### PROVIDED DATA ###
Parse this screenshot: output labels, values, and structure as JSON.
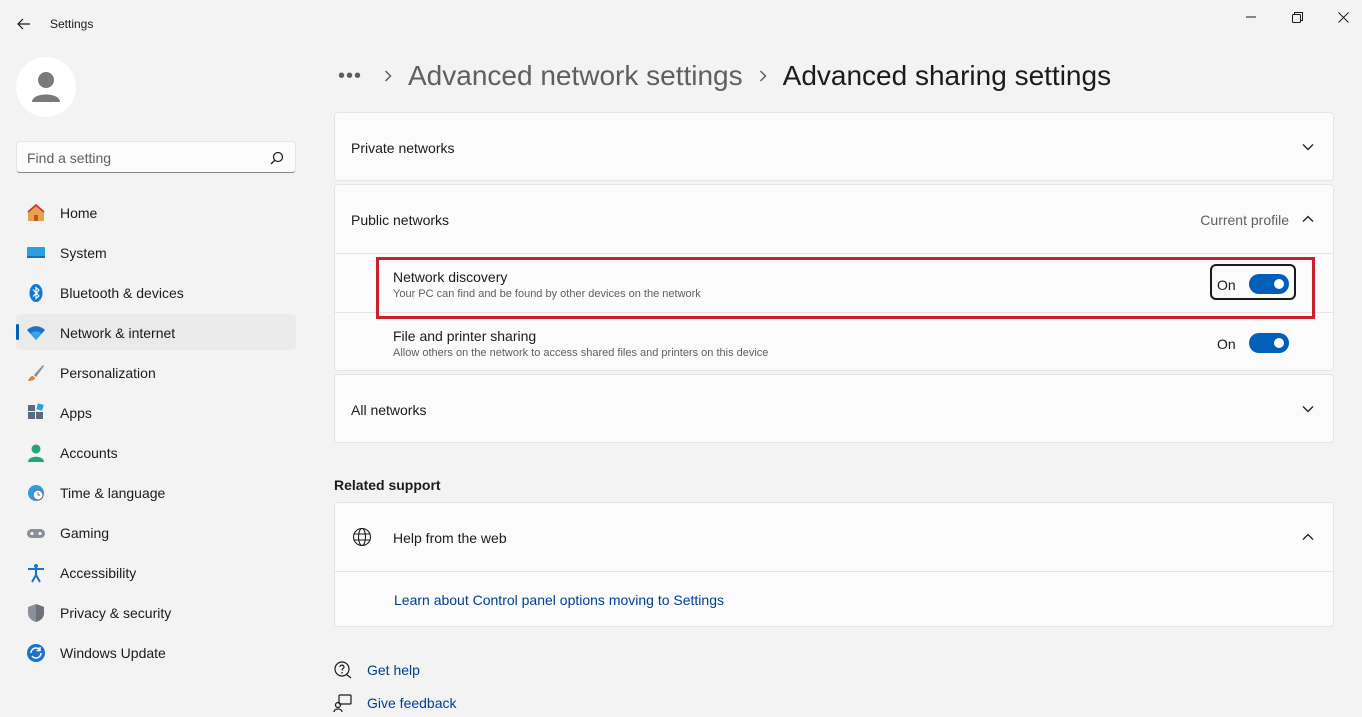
{
  "window": {
    "title": "Settings"
  },
  "sidebar": {
    "search_placeholder": "Find a setting",
    "items": [
      {
        "label": "Home",
        "icon": "home-icon"
      },
      {
        "label": "System",
        "icon": "system-icon"
      },
      {
        "label": "Bluetooth & devices",
        "icon": "bluetooth-icon"
      },
      {
        "label": "Network & internet",
        "icon": "wifi-icon",
        "active": true
      },
      {
        "label": "Personalization",
        "icon": "brush-icon"
      },
      {
        "label": "Apps",
        "icon": "apps-icon"
      },
      {
        "label": "Accounts",
        "icon": "person-icon"
      },
      {
        "label": "Time & language",
        "icon": "clock-globe-icon"
      },
      {
        "label": "Gaming",
        "icon": "gamepad-icon"
      },
      {
        "label": "Accessibility",
        "icon": "accessibility-icon"
      },
      {
        "label": "Privacy & security",
        "icon": "shield-icon"
      },
      {
        "label": "Windows Update",
        "icon": "update-icon"
      }
    ]
  },
  "breadcrumb": {
    "ellipsis": "•••",
    "parent": "Advanced network settings",
    "current": "Advanced sharing settings"
  },
  "private_networks": {
    "title": "Private networks"
  },
  "public_networks": {
    "title": "Public networks",
    "status": "Current profile",
    "settings": [
      {
        "title": "Network discovery",
        "description": "Your PC can find and be found by other devices on the network",
        "toggle_label": "On",
        "toggle_on": true
      },
      {
        "title": "File and printer sharing",
        "description": "Allow others on the network to access shared files and printers on this device",
        "toggle_label": "On",
        "toggle_on": true
      }
    ]
  },
  "all_networks": {
    "title": "All networks"
  },
  "related_support": {
    "heading": "Related support",
    "help_title": "Help from the web",
    "link": "Learn about Control panel options moving to Settings"
  },
  "footer": {
    "get_help": "Get help",
    "give_feedback": "Give feedback"
  },
  "colors": {
    "accent": "#005fb8",
    "highlight": "#c8202e",
    "link": "#003e92"
  }
}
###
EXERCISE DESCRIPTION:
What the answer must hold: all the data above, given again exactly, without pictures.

EXERCISE RESPONSE:
Parse this screenshot: output labels, values, and structure as JSON.
{
  "window": {
    "title": "Settings"
  },
  "sidebar": {
    "search_placeholder": "Find a setting",
    "items": [
      {
        "label": "Home",
        "icon": "home-icon"
      },
      {
        "label": "System",
        "icon": "system-icon"
      },
      {
        "label": "Bluetooth & devices",
        "icon": "bluetooth-icon"
      },
      {
        "label": "Network & internet",
        "icon": "wifi-icon",
        "active": true
      },
      {
        "label": "Personalization",
        "icon": "brush-icon"
      },
      {
        "label": "Apps",
        "icon": "apps-icon"
      },
      {
        "label": "Accounts",
        "icon": "person-icon"
      },
      {
        "label": "Time & language",
        "icon": "clock-globe-icon"
      },
      {
        "label": "Gaming",
        "icon": "gamepad-icon"
      },
      {
        "label": "Accessibility",
        "icon": "accessibility-icon"
      },
      {
        "label": "Privacy & security",
        "icon": "shield-icon"
      },
      {
        "label": "Windows Update",
        "icon": "update-icon"
      }
    ]
  },
  "breadcrumb": {
    "ellipsis": "•••",
    "parent": "Advanced network settings",
    "current": "Advanced sharing settings"
  },
  "private_networks": {
    "title": "Private networks"
  },
  "public_networks": {
    "title": "Public networks",
    "status": "Current profile",
    "settings": [
      {
        "title": "Network discovery",
        "description": "Your PC can find and be found by other devices on the network",
        "toggle_label": "On",
        "toggle_on": true
      },
      {
        "title": "File and printer sharing",
        "description": "Allow others on the network to access shared files and printers on this device",
        "toggle_label": "On",
        "toggle_on": true
      }
    ]
  },
  "all_networks": {
    "title": "All networks"
  },
  "related_support": {
    "heading": "Related support",
    "help_title": "Help from the web",
    "link": "Learn about Control panel options moving to Settings"
  },
  "footer": {
    "get_help": "Get help",
    "give_feedback": "Give feedback"
  },
  "colors": {
    "accent": "#005fb8",
    "highlight": "#c8202e",
    "link": "#003e92"
  }
}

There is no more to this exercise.